◆ **Exercise instructions**
Wherever "data" turns up in the entries, copy out the line that holds it.

*** Block opens ***

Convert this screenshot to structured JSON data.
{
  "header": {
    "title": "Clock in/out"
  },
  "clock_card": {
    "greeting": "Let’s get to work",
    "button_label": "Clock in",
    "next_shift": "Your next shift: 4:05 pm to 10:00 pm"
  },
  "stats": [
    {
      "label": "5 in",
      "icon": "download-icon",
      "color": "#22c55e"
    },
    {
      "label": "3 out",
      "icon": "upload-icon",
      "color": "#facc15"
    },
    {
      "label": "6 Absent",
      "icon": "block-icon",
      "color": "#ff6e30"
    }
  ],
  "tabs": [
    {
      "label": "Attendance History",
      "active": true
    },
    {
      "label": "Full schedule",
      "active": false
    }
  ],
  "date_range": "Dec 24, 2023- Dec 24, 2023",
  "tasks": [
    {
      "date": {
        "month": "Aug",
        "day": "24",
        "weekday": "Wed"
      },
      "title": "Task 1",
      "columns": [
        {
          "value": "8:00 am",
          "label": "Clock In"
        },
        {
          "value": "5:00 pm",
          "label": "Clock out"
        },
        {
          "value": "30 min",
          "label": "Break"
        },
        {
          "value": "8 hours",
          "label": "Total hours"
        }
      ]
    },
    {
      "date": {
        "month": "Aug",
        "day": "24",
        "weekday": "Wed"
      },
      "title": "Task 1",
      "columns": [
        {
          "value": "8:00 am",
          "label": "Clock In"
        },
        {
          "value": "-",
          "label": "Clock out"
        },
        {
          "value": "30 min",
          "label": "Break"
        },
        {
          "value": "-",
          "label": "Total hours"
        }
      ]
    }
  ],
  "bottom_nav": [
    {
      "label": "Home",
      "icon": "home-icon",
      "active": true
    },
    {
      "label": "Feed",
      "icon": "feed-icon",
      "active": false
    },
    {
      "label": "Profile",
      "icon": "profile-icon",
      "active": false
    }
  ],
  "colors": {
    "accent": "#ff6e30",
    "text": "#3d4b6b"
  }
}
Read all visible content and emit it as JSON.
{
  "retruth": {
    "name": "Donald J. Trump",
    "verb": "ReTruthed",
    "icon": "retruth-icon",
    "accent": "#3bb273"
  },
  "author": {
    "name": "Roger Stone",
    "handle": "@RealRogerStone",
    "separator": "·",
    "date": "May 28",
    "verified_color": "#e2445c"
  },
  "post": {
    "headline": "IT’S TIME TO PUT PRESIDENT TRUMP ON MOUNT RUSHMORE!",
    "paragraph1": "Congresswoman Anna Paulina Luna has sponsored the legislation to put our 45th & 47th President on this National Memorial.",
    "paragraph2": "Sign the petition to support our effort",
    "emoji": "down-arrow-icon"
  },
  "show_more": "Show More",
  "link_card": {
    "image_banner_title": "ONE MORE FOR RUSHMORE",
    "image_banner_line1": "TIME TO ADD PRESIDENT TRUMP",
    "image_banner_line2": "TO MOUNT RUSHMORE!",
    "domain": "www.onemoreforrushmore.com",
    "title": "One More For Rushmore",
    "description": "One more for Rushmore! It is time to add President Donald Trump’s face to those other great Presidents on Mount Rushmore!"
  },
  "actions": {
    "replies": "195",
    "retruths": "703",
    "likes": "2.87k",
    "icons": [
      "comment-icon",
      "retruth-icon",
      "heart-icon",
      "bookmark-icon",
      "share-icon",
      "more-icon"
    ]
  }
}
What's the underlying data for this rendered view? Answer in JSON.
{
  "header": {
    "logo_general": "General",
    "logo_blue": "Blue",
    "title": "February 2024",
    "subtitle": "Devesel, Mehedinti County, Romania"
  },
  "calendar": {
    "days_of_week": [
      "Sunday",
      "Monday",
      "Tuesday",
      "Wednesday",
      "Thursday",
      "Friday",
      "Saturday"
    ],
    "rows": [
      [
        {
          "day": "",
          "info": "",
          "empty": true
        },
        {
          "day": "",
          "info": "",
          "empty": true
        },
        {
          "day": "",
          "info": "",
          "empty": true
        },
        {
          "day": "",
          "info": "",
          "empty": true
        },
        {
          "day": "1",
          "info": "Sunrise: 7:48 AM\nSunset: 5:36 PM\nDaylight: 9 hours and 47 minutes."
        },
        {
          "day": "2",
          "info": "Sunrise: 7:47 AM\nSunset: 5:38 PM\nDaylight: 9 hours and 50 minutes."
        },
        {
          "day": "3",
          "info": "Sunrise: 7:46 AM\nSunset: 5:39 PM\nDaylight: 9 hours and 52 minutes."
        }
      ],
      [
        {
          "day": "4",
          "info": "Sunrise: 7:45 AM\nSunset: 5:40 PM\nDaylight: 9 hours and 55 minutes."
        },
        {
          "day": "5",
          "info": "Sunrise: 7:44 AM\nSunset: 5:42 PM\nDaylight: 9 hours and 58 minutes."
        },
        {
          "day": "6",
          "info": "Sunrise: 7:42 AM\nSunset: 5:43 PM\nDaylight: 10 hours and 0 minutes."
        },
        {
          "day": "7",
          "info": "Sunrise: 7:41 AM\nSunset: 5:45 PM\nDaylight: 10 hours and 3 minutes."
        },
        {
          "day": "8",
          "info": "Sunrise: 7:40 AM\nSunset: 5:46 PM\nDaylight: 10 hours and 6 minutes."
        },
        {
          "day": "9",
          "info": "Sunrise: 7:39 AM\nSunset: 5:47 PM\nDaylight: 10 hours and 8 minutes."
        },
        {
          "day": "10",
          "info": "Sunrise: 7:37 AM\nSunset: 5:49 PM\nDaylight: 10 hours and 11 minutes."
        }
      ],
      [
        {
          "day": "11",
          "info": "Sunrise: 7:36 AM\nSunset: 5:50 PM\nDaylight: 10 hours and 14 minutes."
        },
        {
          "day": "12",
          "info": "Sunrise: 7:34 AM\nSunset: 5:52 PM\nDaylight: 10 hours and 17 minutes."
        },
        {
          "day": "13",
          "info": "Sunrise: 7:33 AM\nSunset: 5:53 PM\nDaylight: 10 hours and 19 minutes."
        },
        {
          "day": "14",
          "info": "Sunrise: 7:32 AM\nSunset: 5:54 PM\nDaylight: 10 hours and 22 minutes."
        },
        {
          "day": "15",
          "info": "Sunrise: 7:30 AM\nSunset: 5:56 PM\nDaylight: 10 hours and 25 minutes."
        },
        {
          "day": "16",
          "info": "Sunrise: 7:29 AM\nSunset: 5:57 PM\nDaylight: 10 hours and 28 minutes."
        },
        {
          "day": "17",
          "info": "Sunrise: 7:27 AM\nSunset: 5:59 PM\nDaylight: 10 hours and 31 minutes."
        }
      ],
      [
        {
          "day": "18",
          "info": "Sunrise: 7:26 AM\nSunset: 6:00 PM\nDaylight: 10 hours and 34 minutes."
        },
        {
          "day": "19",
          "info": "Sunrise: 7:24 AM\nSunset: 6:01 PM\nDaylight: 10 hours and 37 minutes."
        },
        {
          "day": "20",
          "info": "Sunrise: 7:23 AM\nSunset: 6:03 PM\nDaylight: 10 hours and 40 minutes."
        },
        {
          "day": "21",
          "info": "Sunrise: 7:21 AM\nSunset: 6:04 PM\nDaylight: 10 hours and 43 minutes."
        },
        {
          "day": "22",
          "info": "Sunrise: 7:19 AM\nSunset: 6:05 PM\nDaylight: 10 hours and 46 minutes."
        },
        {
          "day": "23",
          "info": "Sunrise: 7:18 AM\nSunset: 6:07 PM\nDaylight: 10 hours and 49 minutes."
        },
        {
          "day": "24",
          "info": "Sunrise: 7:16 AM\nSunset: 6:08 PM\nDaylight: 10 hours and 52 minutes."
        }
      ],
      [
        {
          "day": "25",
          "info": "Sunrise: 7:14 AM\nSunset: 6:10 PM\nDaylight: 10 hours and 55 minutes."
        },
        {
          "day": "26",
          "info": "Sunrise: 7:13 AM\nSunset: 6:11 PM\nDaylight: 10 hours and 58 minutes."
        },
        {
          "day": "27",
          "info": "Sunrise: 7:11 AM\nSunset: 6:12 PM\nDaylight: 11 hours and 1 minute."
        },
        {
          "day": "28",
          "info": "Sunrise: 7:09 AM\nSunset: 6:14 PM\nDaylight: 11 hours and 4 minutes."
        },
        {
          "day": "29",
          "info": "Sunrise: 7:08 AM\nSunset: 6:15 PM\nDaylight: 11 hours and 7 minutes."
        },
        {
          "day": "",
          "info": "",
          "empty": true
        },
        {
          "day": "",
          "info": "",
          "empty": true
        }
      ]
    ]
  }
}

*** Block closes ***

◆ **Output**
Convert this screenshot to structured JSON data.
What's the underlying data for this rendered view? Answer in JSON.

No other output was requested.